“I just filed a petition a few minutes ago before the Constitutional Court in Karlsruhe to have the NPD’s conformity to the constitution recognised,” said National Democratic Party of Germany head Holger Apfel in a video posted Tuesday on the party website.
A court spokesman confirmed to news agency AFP that the petition had been filed, while Apfel said that if it were rejected he would be ready to turn to the European Court of Human Rights.
In March, Germany’s regional interior ministers announced that they would try to assemble a case towards getting the NPD banned.
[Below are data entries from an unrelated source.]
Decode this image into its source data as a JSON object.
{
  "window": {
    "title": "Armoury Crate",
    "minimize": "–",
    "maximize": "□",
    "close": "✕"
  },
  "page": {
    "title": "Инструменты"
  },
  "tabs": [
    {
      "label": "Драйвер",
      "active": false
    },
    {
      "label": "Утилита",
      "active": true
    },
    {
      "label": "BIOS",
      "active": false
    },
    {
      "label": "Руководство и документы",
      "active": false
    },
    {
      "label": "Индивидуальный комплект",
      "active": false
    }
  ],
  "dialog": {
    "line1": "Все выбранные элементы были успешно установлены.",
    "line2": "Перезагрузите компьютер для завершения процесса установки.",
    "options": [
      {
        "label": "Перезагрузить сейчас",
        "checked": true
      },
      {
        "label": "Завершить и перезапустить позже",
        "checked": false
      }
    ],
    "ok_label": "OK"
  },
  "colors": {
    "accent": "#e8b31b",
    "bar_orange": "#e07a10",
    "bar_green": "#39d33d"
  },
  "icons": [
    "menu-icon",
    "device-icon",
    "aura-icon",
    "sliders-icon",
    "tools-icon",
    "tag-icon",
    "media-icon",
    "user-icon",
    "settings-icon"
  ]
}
Having given themselves half a year to gather evidence, they are not expected to file a formal request until next month.
In November of last year, a poll showed that three-quarters of Germans wanted a ban on the NPD, in a survey that followed the discovery of an extreme far-right cell believed to have murdered 10 people, mainly Turkish shopkeepers.
Last week, German prosecutors said they brought murder charges against 37-year-old Beate Zschäpe, who is said to have been at the heart of the neo-Nazi cell accused of the seven-year killing spree.
In existence since 1964, the NPD won 1.5 percent of the vote at the last national elections in 2009.
In 2003, a first attempt to ban the NPD failed, when the Constitutional Court – the only court able to make such a pronouncement – argued that the presence of undercover intelligence officers in the party posed a legal complication.